I asked about Marc Ambinder's report of the "data" collected by the Obama campaign Monday night that left them with a "high degree of confidence" that Michelle Obama's speech went over well in their 18 target states. Marc had inferred that "the campaign ran several focus groups" Monday might, but I'm skeptical given the logistical challenge of doing traditional focus groups in 18 states in one night. My guess is that they ran some sort of online test, and asked Plouffe if he could add more detail:
That information "will have to be a mystery," enjoying the play on my nomme de Internet. He did say that their efforts to monitor undecided voters features "not through the traditional methods of quantitative and qualitative research. We also have hundreds of thousands of contacts [made] every night."
Much of the briefing covered specifics on the focus on turnout by the Obama campaign and their massive effort to "adjust the electorate" to their benefit. He cited several examples, including Florida where he claimed that roughly 600,000 African Americans that were registered but did not vote in 2004, with more than half of that group coming from African Americans under 40 years of age. "If we just execute on turnout" in Florida, he said, "we're going to be bumping up on our win number." They also believe they can keep states like Virginia and North Carolina competitive if they "blow the doors off turnout."
The briefing included much more that my National Journal and Atlantic Media colleagues will be reporting on later today and this week, and I will try to add links here as they become available. I'm also likely to say more at some point about the Obama campaign's overall approach to research and strategy based on these comments.
Finally, please note that the verbatim quotations above are from my notes. We are hoping to post a full transcript later in the week. [Update/Correction: With a transcript in hand, I have corrected a few minor wording errors. In the original version, I erroneously quoted Dan Pfeiffer describing the Gallup Daily as "the worst thing that's happened in journalism in 20 years" -- he actually said 10 years.]
Update - Here's a quick response via email from Gallup's Frank Newport:
These are the same types
of sentiments that have been expressed since George Gallup's first
presidential polls in 1936. Campaigns like to control the narrative, and don't
like outside intrusion in their story lines. Bottom line: The American
public is vastly interested, and always has been, in where a presidential race
stands during a campaign. Gallup (and others) can help provide a
scientific answer to that question, using careful methodology and deliberate
analysis. Without independent polling, the public would be reliant on
campaign operatives' self-promoting insights on where the race stands, or
on journalists' guesses. And, of course, polling provides a vast
array of insights into the dynamics and currents of a campaign and represents
the voters' views, thoughts, and wishes.

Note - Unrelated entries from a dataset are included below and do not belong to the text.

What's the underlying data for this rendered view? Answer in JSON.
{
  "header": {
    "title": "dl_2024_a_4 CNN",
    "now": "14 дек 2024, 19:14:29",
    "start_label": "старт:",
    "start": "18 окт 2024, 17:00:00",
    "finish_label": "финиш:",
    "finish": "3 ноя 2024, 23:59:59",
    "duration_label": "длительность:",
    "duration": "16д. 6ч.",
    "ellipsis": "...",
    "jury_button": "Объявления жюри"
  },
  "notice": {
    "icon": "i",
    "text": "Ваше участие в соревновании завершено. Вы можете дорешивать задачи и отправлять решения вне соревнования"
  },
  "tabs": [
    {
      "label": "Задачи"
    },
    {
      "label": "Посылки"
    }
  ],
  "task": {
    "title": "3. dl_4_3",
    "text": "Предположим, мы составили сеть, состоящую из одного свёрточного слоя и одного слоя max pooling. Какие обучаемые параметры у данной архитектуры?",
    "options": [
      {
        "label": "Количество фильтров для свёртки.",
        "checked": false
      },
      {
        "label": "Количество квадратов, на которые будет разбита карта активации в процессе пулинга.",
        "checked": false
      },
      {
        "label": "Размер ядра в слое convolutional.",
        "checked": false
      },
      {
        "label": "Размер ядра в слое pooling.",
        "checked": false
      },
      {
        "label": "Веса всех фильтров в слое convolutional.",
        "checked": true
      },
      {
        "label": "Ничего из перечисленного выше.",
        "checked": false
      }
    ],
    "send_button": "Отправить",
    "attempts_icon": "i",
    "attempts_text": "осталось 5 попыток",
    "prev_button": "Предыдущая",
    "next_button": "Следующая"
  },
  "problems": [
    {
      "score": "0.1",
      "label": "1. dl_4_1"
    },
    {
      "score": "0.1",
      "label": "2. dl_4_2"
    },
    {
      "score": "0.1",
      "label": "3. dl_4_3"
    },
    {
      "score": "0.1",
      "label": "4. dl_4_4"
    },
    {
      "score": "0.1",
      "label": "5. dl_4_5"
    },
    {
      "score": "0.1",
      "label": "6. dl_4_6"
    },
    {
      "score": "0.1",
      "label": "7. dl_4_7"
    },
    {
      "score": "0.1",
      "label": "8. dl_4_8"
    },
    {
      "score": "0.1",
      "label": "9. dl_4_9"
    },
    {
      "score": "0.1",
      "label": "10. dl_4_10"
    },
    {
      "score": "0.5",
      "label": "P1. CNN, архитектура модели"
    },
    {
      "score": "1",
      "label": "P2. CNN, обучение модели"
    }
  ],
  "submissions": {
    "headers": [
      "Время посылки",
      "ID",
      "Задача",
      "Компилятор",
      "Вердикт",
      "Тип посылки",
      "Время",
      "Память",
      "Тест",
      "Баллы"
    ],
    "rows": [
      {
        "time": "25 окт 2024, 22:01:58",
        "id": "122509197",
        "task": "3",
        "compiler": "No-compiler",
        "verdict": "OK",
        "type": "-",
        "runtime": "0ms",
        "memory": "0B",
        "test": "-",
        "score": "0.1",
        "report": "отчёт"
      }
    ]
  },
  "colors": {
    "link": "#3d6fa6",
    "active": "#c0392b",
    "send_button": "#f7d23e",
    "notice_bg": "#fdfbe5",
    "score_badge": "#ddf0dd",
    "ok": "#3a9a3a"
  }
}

**Update 2: The 18 states that the Obama campaign is focusing on are: Alaska, Colorado, Florida, Georgia, Iowa, Indiana, Michigan, Missouri, Montana, Nevada, New Hampshire, New Mexico, North Carolina, North Dakota, Ohio, Pennsylvania, Wisconsin, and Virginia.